A Child's Anti-Slavery Book Containing a Few Words about American Slave Children and Stories of Slave-Life. - Various

So this book was published pre-American Civil War, and is designed to show white children why slavery is wrong.  Therefore, it mentions God quite a bit.  There are some true stories related for children as well.

 

Part of the Summer Read

Like Reblog Comment
show activity (+)
review 2018-06-24 19:45
Reeve of Veils (Inheritance #4)
Reeve of Veils (Inheritance) (Volume 4) - Amelia Faulkner

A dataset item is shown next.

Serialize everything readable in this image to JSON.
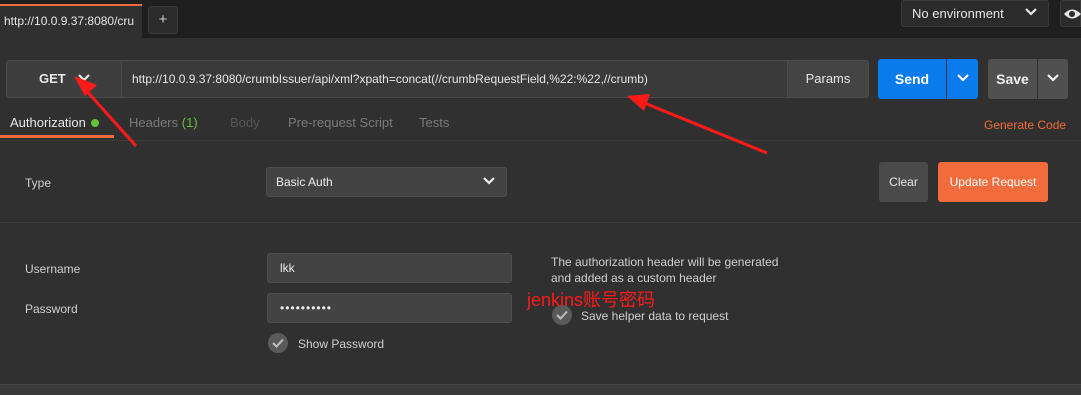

Hmmm, not sure what to make of this one. 

 

First, this goes back to Knight of Flames timeline and gives us Freddy's POV, so there's a lot that's repeated. Pretty much the first and last quarter of the book, in fact, and I ended up skimming the bulk of those parts, looking only for new details. About the only new thing we learn during those parts is that Freddy's a bigger jerk than I originally thought he was. We get confirmation of his powers, which are more extensive than hinted at prior to this.

 

As for the new stuff in the middle, well... Freddy's a jerk and I prefer not to read POVs of jerks. Mikey's somewhat better, but he's been a victim for so long that he (and Freddy) actually deludes himself into believing he's left that behind even as he willingly becomes Freddy's literal plaything. Which brings me to the second thing.

 

Second, there's just no way to see Freddy and Mikey's relationship as anything other than D/s, which is a dynamic I don't enjoy. Just because Freddy thinks he's doing good by Mikey and Mikey's getting out of the ghetto doesn't erase that. Freddy might want to see themselves as equals for whatever reasons he needs to, but they're really not.

 

Plus, Freddy's just not that good of a guy. He's not a complete bastard, but he's barely one sidestep away from Kane - and even that's only until he succeeds in his plan to off dear old daddy, which I assume is the next book, and then he will be exactly like Kane. (Actually, I'd argue that he's worse than Kane, since at least Kane's victims know they're victims. Freddy's don't.) Morals and ethics mean nothing to this guy. Or to Mikey. So I guess they are perfect for each other in that respect, but they're certainly not a couple I'm rooting for or care about, and the insta-love here is just completely unbelievable given that Freddy's practically a sociopath.

 

Ok, I give Freddy credit for not violating Mikey's sexual consent (or so he claims). But since he violates consent in every single other respect with everyone around him, that credit doesn't get him very far. It gets him a crumb. A crumb ground into dust.

 

The good news is you don't actually have to read this book. The last two books made it perfectly plain that Freddy's manipulating Laurence and how, and that he's trying to line up Quentin to kill their dad. So this book ends at pretty much the same point as the previous book, just with a bit more info than we had before. 

 

Two more little nitpicks:

 

Mikey's a drug dealer and a high school dropout who's never been outside San Diego. He's not going to measure distances by kilometers. This same thing happened with Laurence in the last book. We use feet and miles in the USA. There are various conversion charts and calculators available online. This sort of error shouldn't happen, and it pulled me out of the story both times.

 

And lastly, mailbox flags work the exact opposite of how they're used here. When you have outgoing mail, you raise the flag. When the mailman comes, he lowers the flag and leaves the incoming mail. If the flag is up, that means the mail hasn't been delivered yet, not that it has been.

More posts
Your Dashboard view:
Need help?